Faith and the restoration: BYU students share projects and testimonies
Following a challenge to “see themselves in the restoration,” hundreds of BYU students shared their testimonies through a variety of mediums—from art, poetry, and music to websites, baked goods, and handicrafts—as part of BYU’s Foundations of the Restoration class. As students chose projects, religion professor Anthony Sweat asked them to conduct their own research and to seek inspiration into what really moves them. “I ask them to use this as an excuse to really look into something that can benefit [their] understanding and [their] faith,” he says.
Hundreds of students shared their projects during a Restoration Project Fair at semester’s end. Artist Ashley Savage displayed a painting she created of the First Vision. She says, “For me, art has always been a super special way that I can share my testimony of the gospel. This piece is called, ‘I Could Not Deny It.’ It is a depiction of the First Vision in a different perspective.”
Michael Dodds created a mosaic-style art piece using broken glass. He explains, “The artwork has a lot of meaning specifically with the shards of glass. You have to crack them and break them. Each one of these glass pieces represents an individual who has turned a question or a misconception about the gospel into faith. We have questions and doubts, but we can turn them into a testimony.”

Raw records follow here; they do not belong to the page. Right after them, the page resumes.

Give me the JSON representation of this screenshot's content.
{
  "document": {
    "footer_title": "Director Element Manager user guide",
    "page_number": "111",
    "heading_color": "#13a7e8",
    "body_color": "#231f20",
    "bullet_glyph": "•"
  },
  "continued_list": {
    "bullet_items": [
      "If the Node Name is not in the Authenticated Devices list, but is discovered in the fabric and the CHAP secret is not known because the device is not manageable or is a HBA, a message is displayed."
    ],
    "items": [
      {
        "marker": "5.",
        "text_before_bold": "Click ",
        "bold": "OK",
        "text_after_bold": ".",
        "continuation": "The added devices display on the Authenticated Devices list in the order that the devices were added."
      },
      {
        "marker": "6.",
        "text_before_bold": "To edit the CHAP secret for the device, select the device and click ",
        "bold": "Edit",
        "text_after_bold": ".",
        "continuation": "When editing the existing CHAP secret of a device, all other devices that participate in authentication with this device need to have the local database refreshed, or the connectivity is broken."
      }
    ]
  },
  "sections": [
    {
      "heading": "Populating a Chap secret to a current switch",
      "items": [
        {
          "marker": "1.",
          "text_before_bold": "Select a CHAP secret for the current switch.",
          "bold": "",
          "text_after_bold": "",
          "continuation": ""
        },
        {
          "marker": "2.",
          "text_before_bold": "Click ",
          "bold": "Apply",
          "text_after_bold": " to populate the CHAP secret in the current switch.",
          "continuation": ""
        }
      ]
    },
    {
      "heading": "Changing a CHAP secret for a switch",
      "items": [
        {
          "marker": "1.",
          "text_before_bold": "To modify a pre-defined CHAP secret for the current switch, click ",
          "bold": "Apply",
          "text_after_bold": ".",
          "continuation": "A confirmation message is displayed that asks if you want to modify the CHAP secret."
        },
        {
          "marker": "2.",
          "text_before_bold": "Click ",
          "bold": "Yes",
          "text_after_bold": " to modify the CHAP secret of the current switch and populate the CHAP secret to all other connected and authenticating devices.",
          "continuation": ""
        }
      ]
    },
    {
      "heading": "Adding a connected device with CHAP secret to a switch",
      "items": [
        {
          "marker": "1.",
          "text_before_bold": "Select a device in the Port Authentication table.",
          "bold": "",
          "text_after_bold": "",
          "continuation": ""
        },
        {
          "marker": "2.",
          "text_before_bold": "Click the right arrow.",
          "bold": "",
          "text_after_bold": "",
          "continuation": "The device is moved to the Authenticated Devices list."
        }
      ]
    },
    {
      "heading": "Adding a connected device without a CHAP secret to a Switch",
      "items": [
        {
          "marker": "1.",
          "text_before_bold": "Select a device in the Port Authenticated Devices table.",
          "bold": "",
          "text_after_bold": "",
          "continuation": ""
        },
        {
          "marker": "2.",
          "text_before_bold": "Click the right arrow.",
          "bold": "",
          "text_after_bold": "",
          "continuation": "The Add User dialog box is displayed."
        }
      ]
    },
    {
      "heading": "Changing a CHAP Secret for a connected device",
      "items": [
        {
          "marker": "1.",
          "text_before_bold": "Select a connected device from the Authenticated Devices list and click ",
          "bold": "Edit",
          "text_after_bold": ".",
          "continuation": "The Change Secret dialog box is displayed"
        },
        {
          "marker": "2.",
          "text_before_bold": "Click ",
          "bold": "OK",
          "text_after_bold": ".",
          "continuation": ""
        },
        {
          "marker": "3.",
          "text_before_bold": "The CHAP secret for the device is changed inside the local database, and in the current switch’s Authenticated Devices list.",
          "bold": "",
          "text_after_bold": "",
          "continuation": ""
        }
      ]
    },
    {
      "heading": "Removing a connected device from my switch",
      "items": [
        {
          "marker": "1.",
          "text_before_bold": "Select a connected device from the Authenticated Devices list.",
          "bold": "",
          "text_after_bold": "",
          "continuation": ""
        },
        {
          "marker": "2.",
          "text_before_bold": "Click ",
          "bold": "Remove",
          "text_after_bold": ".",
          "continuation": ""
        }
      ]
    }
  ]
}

The projects allowed students to use their creativity to deepen their conversion of the Savior. Learning more about the Foundations of the Restoration helped them to better understand and apply the teachings of the gospel of Jesus Christ in their lives.